Search the data below for the word "this" and copy each line that holds it.

═════ EXERCISE MATERIALS

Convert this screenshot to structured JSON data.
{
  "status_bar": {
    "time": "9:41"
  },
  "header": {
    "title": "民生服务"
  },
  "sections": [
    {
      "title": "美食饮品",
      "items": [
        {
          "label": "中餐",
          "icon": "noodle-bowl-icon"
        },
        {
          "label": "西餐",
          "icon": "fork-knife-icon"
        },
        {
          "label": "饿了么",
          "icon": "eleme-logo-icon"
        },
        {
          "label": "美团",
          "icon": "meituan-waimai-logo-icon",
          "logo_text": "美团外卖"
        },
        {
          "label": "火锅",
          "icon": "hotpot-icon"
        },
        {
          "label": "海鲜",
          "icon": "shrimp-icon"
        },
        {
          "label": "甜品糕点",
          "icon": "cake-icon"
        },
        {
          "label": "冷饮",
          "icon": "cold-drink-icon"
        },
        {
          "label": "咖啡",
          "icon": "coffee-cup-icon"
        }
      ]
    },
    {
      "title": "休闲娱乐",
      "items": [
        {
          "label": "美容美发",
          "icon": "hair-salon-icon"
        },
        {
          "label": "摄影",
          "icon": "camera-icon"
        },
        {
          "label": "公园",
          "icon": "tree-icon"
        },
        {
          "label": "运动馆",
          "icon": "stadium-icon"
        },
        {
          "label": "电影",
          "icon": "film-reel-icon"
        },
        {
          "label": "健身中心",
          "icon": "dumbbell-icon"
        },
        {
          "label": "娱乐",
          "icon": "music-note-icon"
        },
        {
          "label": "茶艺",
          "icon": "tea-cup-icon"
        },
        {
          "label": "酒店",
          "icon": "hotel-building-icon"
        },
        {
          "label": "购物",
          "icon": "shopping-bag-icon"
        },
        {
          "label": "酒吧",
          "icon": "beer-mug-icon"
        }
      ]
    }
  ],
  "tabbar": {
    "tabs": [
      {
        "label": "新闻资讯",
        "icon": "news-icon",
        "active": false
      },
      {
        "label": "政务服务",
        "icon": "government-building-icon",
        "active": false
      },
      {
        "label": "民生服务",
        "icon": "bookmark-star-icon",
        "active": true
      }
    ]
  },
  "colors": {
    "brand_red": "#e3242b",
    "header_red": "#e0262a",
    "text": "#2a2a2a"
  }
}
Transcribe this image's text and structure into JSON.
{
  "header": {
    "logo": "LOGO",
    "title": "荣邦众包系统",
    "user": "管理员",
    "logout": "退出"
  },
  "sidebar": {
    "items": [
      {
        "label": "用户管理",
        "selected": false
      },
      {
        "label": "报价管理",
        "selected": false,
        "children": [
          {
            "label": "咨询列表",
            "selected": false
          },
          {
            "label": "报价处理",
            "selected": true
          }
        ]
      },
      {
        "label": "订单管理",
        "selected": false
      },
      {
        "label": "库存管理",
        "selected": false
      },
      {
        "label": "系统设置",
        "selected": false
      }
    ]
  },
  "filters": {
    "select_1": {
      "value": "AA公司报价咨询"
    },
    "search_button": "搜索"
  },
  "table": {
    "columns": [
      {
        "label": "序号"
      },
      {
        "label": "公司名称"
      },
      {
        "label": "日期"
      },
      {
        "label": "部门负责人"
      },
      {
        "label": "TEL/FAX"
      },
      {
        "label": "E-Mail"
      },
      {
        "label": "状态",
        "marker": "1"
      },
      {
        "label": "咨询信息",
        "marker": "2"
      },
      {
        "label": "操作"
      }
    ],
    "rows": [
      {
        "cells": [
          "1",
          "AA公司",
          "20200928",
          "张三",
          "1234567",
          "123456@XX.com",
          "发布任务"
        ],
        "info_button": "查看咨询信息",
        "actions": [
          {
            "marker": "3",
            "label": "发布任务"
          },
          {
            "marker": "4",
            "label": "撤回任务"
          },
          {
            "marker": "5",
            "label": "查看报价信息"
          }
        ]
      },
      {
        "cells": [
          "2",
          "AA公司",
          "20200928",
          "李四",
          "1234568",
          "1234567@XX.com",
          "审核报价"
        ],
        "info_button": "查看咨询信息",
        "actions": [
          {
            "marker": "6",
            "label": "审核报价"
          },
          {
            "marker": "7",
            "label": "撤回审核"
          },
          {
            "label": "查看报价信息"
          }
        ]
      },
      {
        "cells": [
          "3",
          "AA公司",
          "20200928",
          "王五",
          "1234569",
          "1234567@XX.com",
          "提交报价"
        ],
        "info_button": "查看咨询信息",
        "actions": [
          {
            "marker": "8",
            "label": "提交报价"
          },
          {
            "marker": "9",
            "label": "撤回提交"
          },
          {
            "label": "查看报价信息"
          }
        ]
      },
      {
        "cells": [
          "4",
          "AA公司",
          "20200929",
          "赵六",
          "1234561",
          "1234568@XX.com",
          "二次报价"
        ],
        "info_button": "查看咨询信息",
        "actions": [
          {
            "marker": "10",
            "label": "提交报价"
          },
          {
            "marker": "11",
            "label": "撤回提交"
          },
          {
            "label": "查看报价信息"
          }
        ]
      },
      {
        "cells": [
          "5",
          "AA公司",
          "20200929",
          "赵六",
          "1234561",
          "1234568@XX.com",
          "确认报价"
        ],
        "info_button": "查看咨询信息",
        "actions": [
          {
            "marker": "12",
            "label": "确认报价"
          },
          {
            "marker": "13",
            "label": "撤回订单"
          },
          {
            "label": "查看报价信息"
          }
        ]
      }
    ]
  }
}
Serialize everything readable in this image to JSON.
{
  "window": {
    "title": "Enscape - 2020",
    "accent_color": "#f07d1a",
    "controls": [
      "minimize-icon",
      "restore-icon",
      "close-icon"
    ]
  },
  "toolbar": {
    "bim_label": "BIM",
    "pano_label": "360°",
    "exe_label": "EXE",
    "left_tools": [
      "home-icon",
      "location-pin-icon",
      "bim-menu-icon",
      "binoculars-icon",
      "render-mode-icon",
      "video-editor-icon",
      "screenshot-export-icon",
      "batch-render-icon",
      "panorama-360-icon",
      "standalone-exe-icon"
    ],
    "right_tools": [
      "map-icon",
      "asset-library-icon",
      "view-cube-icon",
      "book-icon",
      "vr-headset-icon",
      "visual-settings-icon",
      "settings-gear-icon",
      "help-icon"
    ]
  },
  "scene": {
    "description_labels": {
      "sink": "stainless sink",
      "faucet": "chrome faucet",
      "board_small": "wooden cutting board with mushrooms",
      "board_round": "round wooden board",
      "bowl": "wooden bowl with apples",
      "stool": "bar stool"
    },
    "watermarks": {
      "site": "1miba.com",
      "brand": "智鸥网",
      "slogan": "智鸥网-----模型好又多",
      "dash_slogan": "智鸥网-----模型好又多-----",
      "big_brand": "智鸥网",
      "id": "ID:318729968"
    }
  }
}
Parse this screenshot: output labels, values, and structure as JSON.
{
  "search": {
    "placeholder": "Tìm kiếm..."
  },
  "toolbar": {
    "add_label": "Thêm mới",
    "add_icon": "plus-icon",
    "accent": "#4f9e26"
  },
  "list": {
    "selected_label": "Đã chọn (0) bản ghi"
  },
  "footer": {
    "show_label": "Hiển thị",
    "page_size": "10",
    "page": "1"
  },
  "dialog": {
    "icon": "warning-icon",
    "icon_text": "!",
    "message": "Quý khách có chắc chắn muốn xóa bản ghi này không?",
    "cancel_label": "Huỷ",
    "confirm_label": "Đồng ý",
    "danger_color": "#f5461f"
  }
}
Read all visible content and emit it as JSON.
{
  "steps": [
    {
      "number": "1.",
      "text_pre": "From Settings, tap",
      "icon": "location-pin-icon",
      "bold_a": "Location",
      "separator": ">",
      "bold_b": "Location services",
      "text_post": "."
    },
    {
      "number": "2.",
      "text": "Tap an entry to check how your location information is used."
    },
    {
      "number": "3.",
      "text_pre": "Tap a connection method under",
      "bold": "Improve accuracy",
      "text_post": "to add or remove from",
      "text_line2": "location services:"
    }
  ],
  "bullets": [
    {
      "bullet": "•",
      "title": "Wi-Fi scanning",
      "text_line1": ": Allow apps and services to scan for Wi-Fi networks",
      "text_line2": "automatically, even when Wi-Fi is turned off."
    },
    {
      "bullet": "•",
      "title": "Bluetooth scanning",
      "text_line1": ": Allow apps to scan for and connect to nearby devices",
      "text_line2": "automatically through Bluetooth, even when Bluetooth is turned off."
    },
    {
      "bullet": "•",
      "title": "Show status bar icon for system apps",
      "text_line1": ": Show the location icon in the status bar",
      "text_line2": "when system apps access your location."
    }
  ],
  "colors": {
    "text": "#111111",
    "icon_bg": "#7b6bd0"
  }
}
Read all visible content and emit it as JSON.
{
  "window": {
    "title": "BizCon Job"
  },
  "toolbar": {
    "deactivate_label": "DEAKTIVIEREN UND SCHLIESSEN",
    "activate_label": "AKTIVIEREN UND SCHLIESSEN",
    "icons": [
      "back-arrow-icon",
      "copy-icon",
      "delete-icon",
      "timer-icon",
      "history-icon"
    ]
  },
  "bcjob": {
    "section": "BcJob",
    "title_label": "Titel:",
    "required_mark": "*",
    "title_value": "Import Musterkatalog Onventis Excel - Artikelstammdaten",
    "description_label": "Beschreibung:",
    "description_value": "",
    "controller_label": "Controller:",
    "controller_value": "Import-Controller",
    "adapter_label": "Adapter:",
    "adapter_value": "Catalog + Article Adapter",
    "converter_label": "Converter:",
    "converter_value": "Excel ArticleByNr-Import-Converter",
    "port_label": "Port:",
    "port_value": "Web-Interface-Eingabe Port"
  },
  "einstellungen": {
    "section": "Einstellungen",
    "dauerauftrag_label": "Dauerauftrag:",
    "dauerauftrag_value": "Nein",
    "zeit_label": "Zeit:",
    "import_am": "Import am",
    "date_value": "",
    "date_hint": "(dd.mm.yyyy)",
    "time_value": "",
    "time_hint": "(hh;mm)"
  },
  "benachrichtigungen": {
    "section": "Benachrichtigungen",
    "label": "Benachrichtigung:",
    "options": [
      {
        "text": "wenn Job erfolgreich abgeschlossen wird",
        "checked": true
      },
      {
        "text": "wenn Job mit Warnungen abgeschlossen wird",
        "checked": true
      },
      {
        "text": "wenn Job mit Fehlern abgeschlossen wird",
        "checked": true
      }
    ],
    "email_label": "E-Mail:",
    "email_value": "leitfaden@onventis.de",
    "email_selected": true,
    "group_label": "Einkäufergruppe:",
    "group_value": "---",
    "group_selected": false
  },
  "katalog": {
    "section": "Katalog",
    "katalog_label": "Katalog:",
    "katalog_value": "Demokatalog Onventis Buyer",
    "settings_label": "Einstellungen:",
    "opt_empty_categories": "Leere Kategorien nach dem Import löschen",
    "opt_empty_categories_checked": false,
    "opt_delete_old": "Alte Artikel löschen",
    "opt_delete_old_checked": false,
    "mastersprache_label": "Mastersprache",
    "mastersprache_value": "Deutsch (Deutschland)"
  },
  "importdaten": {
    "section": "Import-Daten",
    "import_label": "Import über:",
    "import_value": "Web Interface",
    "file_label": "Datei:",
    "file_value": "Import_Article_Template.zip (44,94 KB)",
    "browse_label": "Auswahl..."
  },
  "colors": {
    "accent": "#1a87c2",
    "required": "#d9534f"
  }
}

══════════

§ EXERCISE ANSWER:
Convert this screenshot to structured JSON data.
Transcribe this image's text and structure into JSON.
Serialize everything readable in this image to JSON.
Parse this screenshot: output labels, values, and structure as JSON.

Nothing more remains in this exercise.